WHAT YOU SHOULD DO:
A single number is expected: the count of lines in the entries below that contain "title".

Component data from apps and pages:
++++
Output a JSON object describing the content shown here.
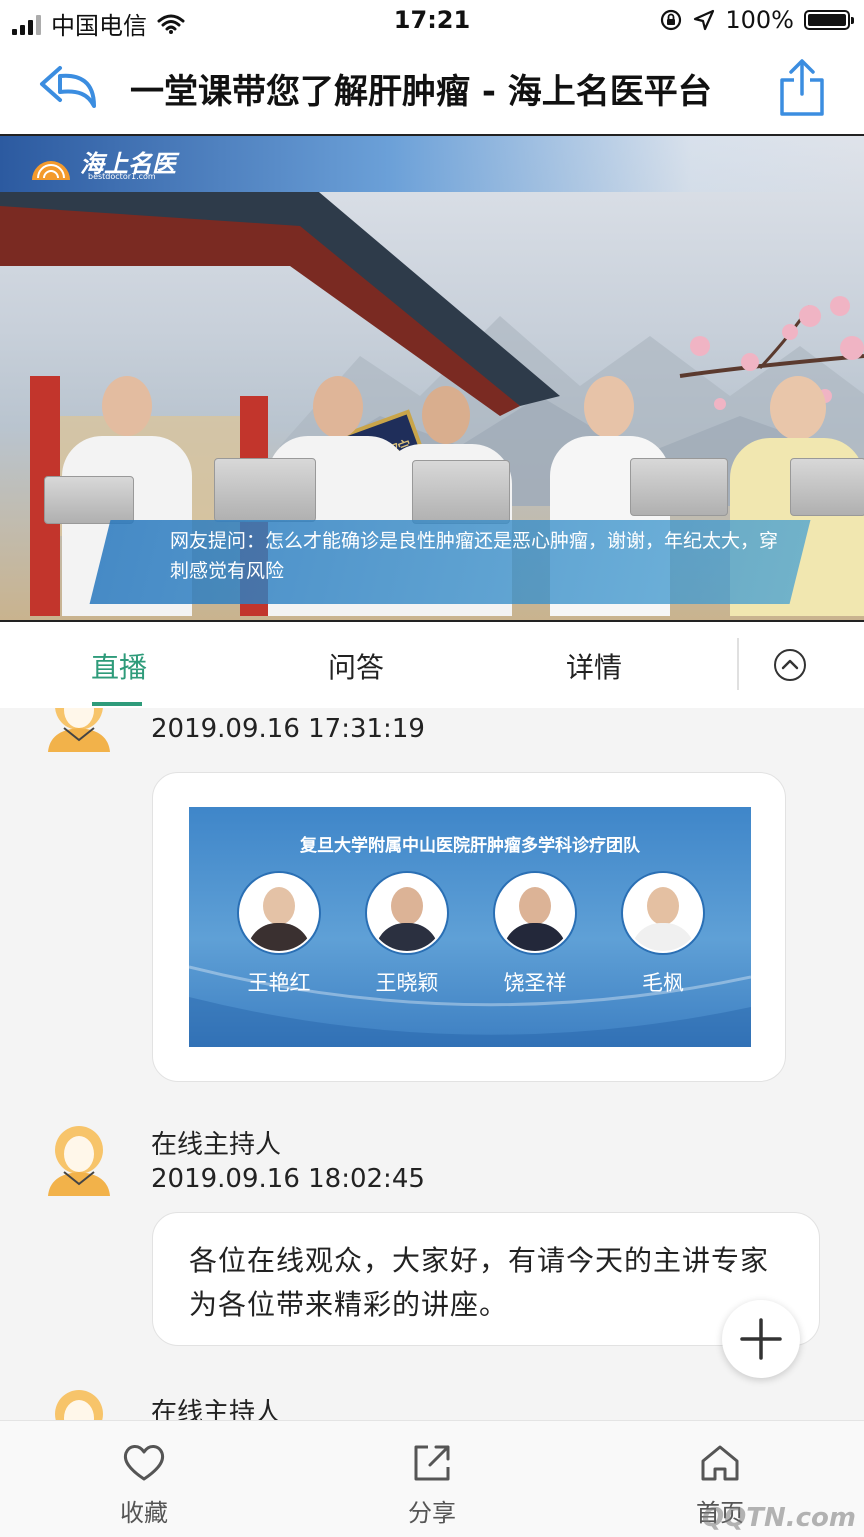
{
  "status_bar": {
    "carrier": "中国电信",
    "time": "17:21",
    "battery": "100%",
    "battery_level": 1.0
  },
  "nav": {
    "title": "一堂课带您了解肝肿瘤 - 海上名医平台",
    "back_icon": "back-arrow-icon",
    "share_icon": "share-upload-icon"
  },
  "video": {
    "logo_text": "海上名医",
    "logo_subtext": "bestdoctor1.com",
    "plaque_text": "中山医院",
    "caption": "网友提问：怎么才能确诊是良性肿瘤还是恶心肿瘤，谢谢，年纪太大，穿刺感觉有风险"
  },
  "tabs": [
    {
      "label": "直播",
      "active": true
    },
    {
      "label": "问答",
      "active": false
    },
    {
      "label": "详情",
      "active": false
    }
  ],
  "feed": {
    "messages": [
      {
        "timestamp": "2019.09.16 17:31:19",
        "card": {
          "title": "复旦大学附属中山医院肝肿瘤多学科诊疗团队",
          "doctors": [
            "王艳红",
            "王晓颖",
            "饶圣祥",
            "毛枫"
          ]
        }
      },
      {
        "author": "在线主持人",
        "timestamp": "2019.09.16 18:02:45",
        "text": "各位在线观众，大家好，有请今天的主讲专家为各位带来精彩的讲座。"
      },
      {
        "author": "在线主持人"
      }
    ]
  },
  "bottom_bar": {
    "items": [
      {
        "label": "收藏",
        "icon": "heart-icon"
      },
      {
        "label": "分享",
        "icon": "share-external-icon"
      },
      {
        "label": "首页",
        "icon": "home-icon"
      }
    ]
  },
  "watermark": "QQTN.com",
  "colors": {
    "accent": "#2e9b7a",
    "nav_icon": "#3b8de0",
    "card_blue": "#4a8fd0",
    "avatar": "#f2b24a"
  }
}
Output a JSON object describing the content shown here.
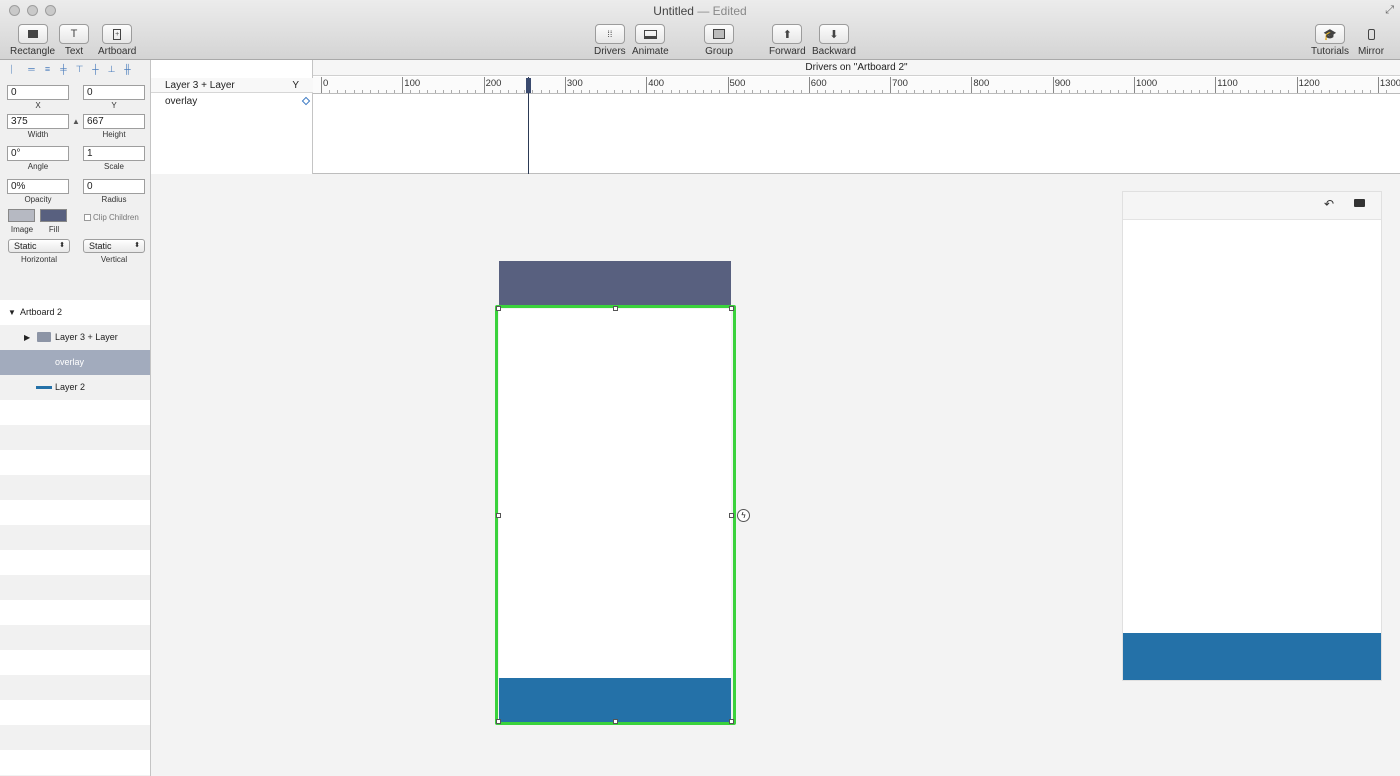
{
  "window": {
    "title": "Untitled",
    "edited": "— Edited"
  },
  "toolbar": {
    "rectangle": "Rectangle",
    "text": "Text",
    "artboard": "Artboard",
    "drivers": "Drivers",
    "animate": "Animate",
    "group": "Group",
    "forward": "Forward",
    "backward": "Backward",
    "tutorials": "Tutorials",
    "mirror": "Mirror"
  },
  "inspector": {
    "x_value": "0",
    "x_label": "X",
    "y_value": "0",
    "y_label": "Y",
    "width_value": "375",
    "width_label": "Width",
    "height_value": "667",
    "height_label": "Height",
    "angle_value": "0°",
    "angle_label": "Angle",
    "scale_value": "1",
    "scale_label": "Scale",
    "opacity_value": "0%",
    "opacity_label": "Opacity",
    "radius_value": "0",
    "radius_label": "Radius",
    "image_label": "Image",
    "fill_label": "Fill",
    "clip_children": "Clip Children",
    "horizontal_value": "Static",
    "horizontal_label": "Horizontal",
    "vertical_value": "Static",
    "vertical_label": "Vertical",
    "image_color": "#b6b9c2",
    "fill_color": "#58607f"
  },
  "layers": {
    "artboard": "Artboard 2",
    "group": "Layer 3 + Layer",
    "overlay": "overlay",
    "layer2": "Layer 2"
  },
  "drivers": {
    "title": "Drivers on \"Artboard 2\"",
    "column_layer": "Layer 3 + Layer",
    "column_axis": "Y",
    "row_property": "overlay",
    "ruler": [
      "0",
      "100",
      "200",
      "300",
      "400",
      "500",
      "600",
      "700",
      "800",
      "900",
      "1000",
      "1100",
      "1200",
      "1300"
    ]
  },
  "colors": {
    "selection": "#3ad23c",
    "accent_blue": "#2471a8",
    "slate": "#58607f"
  }
}
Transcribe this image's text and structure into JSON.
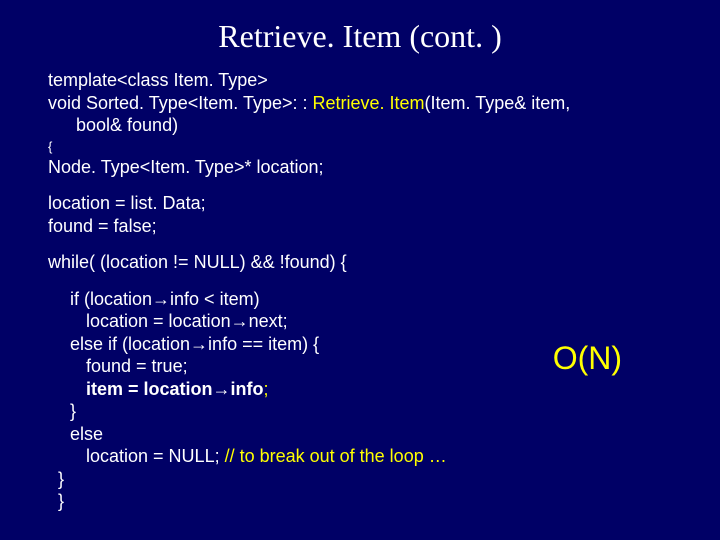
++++
EXERCISE SOLUTION:
4